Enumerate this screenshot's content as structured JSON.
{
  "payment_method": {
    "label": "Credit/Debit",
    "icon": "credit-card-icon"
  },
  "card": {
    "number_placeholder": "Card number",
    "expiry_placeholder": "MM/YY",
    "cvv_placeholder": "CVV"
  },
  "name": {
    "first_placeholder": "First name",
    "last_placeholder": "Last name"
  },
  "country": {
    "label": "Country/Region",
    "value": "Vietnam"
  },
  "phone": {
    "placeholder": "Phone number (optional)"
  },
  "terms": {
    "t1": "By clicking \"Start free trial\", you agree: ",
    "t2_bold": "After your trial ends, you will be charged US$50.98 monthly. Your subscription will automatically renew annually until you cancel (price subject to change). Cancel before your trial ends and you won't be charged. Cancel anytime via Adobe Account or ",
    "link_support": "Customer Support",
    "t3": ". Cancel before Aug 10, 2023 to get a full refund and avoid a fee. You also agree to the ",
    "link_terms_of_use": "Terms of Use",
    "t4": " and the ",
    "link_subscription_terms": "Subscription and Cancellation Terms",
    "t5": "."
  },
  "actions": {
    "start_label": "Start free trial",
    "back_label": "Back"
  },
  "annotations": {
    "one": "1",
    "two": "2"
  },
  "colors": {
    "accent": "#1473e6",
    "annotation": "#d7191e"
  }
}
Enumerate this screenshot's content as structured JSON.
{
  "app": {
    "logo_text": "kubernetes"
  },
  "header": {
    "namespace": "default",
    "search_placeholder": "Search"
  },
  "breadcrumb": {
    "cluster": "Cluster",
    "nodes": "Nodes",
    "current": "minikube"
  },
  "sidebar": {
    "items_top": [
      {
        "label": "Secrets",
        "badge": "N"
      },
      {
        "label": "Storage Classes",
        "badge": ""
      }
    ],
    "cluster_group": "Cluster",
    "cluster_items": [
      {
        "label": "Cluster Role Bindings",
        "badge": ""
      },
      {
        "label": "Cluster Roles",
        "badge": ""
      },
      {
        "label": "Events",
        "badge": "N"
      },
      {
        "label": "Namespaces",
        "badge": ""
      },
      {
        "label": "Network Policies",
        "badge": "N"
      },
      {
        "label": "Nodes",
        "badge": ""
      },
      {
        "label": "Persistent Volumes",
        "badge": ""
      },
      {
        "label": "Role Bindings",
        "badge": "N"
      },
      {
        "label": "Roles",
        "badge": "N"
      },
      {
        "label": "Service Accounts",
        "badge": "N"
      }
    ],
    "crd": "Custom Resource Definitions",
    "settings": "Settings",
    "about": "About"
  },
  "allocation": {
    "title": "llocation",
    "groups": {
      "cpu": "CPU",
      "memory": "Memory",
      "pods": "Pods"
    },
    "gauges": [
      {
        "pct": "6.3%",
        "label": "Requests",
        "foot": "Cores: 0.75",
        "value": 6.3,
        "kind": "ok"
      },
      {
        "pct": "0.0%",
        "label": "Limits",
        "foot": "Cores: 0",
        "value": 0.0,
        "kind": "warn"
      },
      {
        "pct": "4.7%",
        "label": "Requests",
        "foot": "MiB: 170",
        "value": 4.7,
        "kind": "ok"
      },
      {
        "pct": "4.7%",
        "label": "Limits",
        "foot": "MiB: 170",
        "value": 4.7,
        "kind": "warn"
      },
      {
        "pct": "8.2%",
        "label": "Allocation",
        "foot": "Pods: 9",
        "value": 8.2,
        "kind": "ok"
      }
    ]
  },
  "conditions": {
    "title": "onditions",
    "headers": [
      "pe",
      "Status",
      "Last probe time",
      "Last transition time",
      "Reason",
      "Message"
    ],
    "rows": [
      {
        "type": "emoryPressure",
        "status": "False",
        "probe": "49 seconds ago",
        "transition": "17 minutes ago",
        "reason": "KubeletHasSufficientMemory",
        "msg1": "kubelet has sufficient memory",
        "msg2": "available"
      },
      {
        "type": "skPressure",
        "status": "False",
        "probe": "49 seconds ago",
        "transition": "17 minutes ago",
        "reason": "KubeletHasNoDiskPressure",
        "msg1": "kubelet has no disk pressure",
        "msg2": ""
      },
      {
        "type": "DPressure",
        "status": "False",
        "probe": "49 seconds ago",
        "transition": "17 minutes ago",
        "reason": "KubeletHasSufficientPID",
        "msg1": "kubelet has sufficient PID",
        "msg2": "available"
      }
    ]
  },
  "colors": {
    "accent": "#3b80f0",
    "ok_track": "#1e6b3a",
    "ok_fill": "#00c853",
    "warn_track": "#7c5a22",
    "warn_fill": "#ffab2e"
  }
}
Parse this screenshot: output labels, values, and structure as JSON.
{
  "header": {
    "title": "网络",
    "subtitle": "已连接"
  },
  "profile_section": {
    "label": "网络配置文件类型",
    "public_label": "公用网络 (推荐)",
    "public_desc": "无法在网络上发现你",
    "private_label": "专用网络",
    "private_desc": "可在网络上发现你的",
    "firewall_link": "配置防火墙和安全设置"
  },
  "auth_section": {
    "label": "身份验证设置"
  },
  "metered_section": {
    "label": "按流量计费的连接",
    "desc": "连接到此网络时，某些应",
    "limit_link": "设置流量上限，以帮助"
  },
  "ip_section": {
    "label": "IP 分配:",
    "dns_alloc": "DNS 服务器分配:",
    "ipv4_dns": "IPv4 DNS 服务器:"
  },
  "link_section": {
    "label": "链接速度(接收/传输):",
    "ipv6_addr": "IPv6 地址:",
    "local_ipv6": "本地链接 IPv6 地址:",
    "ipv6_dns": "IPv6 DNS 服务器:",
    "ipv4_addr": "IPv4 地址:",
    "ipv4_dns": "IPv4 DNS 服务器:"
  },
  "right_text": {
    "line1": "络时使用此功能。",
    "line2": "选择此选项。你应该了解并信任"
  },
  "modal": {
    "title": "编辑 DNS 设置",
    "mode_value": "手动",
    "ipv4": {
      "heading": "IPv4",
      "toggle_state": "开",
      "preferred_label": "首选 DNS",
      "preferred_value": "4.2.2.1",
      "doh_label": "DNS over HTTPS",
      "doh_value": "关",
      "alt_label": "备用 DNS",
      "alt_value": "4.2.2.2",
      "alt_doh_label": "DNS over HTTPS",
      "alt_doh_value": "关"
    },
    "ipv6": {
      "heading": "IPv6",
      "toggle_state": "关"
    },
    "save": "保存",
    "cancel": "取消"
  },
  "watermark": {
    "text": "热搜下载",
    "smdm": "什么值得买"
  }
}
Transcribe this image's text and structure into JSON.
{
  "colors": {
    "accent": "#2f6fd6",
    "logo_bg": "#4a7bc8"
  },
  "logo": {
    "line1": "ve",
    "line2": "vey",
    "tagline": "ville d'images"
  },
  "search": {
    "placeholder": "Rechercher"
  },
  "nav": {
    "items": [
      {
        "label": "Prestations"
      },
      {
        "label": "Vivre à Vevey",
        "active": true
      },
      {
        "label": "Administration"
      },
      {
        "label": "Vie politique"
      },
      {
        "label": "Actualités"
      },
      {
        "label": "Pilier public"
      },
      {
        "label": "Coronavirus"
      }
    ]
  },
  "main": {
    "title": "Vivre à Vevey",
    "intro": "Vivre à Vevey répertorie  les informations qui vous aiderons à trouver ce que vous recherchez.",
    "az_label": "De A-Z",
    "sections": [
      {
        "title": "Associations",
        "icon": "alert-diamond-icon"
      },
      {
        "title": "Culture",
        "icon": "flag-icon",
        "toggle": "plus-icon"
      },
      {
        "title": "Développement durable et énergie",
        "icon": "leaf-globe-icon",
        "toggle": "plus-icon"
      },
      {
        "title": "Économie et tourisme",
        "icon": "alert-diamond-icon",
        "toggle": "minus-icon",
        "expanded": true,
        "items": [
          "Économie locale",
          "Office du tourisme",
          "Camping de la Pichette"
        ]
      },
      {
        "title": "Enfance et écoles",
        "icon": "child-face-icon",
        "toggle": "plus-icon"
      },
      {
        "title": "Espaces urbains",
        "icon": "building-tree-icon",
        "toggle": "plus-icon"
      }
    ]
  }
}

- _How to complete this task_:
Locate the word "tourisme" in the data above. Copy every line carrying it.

- _Answer section_:
        "title": "Économie et tourisme",
          "Office du tourisme",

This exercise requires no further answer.